→ **What you have to do**:
Return every line of the data below that includes the string "through".

*** Extracted data Section Begins ***

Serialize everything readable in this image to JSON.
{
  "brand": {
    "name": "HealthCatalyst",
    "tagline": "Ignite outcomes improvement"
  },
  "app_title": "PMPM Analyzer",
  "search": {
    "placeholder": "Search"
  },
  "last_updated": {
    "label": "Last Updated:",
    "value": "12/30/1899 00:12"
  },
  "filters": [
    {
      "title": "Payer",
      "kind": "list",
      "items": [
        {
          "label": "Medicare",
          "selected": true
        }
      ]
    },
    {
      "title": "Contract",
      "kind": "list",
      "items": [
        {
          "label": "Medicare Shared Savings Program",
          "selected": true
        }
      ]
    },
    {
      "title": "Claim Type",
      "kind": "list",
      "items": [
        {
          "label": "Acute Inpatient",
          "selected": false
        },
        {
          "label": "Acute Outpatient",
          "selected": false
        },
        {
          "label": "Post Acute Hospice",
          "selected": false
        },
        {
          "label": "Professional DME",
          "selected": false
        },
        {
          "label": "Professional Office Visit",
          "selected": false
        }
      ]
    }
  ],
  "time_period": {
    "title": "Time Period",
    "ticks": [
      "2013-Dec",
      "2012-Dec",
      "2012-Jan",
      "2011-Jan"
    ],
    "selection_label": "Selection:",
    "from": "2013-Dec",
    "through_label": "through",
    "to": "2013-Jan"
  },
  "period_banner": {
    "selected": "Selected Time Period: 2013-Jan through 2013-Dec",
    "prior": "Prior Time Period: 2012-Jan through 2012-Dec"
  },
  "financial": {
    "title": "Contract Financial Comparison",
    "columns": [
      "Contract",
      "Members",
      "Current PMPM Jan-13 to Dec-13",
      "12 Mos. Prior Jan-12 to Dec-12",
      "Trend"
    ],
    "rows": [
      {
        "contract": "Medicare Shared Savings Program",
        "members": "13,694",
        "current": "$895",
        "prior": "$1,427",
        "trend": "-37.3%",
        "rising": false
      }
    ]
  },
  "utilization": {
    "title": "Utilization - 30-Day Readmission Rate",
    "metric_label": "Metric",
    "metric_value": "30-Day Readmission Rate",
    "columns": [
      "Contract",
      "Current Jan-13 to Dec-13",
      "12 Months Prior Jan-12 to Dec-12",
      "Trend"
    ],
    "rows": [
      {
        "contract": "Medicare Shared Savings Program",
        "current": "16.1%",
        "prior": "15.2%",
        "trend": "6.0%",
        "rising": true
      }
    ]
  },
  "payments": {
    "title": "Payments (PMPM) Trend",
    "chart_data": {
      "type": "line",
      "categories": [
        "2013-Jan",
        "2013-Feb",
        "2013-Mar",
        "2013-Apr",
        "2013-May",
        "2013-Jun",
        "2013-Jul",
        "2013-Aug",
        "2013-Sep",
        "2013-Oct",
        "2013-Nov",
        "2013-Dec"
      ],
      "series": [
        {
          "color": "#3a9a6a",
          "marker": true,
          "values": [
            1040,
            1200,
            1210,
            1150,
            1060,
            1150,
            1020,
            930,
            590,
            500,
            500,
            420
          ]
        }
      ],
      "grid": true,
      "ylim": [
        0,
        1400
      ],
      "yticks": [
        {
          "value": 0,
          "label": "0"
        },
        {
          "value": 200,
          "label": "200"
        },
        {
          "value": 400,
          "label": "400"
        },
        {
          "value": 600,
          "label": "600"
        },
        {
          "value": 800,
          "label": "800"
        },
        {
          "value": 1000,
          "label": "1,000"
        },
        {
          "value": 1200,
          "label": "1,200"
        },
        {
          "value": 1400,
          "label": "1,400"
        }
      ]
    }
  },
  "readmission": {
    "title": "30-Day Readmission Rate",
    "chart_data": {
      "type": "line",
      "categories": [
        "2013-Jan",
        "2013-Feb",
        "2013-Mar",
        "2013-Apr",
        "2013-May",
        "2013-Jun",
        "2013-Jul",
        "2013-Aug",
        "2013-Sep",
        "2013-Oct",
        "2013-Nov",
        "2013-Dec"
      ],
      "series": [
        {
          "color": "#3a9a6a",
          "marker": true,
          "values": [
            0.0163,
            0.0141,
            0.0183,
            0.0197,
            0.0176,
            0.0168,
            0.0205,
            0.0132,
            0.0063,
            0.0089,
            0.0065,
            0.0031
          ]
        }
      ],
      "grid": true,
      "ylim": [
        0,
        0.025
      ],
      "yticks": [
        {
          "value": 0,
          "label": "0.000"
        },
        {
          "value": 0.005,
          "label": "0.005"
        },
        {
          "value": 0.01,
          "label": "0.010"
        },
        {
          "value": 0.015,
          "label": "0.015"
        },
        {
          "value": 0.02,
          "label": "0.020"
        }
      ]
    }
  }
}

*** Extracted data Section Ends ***

→ **The completed task**:
    "through_label": "through",
    "selected": "Selected Time Period: 2013-Jan through 2013-Dec",
    "prior": "Prior Time Period: 2012-Jan through 2012-Dec"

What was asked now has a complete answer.